Segment Open

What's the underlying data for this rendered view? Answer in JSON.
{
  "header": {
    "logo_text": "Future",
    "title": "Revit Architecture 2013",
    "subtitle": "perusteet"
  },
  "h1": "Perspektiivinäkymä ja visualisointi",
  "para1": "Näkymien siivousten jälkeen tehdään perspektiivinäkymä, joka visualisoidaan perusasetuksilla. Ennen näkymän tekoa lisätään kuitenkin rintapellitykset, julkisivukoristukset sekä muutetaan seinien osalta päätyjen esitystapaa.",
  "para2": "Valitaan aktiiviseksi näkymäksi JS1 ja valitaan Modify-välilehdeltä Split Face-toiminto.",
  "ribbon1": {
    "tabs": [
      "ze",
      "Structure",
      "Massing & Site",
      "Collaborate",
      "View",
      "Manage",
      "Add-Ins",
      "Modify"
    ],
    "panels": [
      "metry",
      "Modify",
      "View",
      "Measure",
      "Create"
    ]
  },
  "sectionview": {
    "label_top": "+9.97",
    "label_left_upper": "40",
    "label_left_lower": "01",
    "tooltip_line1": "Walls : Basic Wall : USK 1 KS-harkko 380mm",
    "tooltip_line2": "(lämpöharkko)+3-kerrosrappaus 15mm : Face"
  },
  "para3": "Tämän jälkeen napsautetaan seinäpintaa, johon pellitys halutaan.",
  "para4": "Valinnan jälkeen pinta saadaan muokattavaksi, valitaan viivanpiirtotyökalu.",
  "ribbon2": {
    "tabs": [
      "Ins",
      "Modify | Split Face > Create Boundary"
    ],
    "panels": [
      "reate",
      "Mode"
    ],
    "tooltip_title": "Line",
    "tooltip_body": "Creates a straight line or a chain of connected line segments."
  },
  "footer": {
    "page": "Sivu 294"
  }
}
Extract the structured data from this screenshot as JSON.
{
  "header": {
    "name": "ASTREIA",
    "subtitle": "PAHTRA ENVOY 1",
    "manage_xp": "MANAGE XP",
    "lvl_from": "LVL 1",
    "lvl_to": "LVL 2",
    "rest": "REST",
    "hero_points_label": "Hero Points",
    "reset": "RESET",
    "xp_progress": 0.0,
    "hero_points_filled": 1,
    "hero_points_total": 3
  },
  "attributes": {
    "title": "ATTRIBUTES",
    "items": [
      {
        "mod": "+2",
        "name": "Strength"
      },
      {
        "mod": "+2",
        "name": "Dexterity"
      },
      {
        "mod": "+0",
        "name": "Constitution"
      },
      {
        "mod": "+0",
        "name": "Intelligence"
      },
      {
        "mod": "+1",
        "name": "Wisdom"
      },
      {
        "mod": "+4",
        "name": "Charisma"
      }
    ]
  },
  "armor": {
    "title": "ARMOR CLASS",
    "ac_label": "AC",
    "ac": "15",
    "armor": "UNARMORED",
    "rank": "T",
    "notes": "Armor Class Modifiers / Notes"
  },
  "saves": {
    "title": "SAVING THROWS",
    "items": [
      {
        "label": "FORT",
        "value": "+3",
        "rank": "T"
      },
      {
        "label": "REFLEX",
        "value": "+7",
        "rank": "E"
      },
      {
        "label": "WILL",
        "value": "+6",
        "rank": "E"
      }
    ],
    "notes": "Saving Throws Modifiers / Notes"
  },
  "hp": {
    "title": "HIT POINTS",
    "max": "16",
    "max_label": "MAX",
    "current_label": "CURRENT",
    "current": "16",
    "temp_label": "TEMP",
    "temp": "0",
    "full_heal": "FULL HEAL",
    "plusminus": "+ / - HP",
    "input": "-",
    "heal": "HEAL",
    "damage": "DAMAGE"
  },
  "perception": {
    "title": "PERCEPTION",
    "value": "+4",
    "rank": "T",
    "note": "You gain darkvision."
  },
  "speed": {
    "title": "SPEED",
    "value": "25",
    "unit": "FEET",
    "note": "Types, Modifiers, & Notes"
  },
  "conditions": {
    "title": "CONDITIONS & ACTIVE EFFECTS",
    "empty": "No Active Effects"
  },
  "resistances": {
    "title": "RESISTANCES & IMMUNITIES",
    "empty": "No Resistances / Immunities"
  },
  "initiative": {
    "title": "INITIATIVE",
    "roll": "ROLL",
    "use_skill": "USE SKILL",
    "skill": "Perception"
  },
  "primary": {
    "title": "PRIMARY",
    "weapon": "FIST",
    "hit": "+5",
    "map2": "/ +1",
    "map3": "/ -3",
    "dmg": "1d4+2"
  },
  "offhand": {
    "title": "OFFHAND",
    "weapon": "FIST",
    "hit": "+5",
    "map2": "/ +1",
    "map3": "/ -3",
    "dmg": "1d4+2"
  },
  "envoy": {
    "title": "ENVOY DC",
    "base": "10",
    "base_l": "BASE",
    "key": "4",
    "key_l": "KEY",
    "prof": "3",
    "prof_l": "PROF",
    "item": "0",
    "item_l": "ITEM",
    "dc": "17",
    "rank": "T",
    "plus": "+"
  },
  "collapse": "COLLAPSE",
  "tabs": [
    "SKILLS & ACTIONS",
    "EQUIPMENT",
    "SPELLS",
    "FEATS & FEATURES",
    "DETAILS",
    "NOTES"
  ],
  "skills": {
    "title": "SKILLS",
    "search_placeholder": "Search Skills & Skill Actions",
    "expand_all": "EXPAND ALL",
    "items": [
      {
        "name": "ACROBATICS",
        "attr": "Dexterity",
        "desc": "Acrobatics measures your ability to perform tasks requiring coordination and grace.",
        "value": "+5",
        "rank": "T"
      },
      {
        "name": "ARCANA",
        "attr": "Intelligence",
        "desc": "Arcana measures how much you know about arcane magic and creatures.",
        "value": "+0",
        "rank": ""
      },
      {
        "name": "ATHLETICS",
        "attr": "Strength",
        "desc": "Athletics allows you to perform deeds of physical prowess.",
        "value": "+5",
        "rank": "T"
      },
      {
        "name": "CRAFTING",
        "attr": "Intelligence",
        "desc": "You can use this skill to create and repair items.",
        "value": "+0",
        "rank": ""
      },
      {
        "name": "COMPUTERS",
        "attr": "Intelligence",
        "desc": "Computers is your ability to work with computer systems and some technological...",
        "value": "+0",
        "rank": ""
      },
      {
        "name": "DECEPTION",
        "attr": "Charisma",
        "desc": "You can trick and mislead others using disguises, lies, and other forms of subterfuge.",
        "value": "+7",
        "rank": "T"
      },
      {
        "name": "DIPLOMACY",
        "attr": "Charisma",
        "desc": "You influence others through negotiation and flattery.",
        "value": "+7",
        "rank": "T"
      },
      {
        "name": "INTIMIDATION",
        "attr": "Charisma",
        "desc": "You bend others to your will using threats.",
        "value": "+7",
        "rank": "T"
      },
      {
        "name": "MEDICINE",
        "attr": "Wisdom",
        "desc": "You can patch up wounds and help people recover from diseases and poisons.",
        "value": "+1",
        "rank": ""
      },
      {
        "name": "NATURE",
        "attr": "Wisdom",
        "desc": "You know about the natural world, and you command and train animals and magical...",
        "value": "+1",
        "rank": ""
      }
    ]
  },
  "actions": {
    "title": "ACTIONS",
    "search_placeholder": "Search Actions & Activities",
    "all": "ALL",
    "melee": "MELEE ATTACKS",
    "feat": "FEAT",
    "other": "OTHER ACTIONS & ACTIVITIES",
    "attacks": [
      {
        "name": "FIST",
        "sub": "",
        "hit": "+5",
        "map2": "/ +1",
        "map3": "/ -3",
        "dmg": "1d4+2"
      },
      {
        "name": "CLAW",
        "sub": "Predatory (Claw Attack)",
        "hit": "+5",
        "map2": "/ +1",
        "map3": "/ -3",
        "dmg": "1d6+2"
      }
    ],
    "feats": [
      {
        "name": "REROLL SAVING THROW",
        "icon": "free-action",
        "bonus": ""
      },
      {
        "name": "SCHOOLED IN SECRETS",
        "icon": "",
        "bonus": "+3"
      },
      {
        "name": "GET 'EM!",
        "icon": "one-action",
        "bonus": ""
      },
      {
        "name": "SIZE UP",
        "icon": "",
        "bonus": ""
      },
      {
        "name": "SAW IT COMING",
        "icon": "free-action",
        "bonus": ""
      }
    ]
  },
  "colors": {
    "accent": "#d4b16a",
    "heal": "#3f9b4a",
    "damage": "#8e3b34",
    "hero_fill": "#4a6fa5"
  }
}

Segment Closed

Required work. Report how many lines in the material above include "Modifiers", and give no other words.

Answer space. 3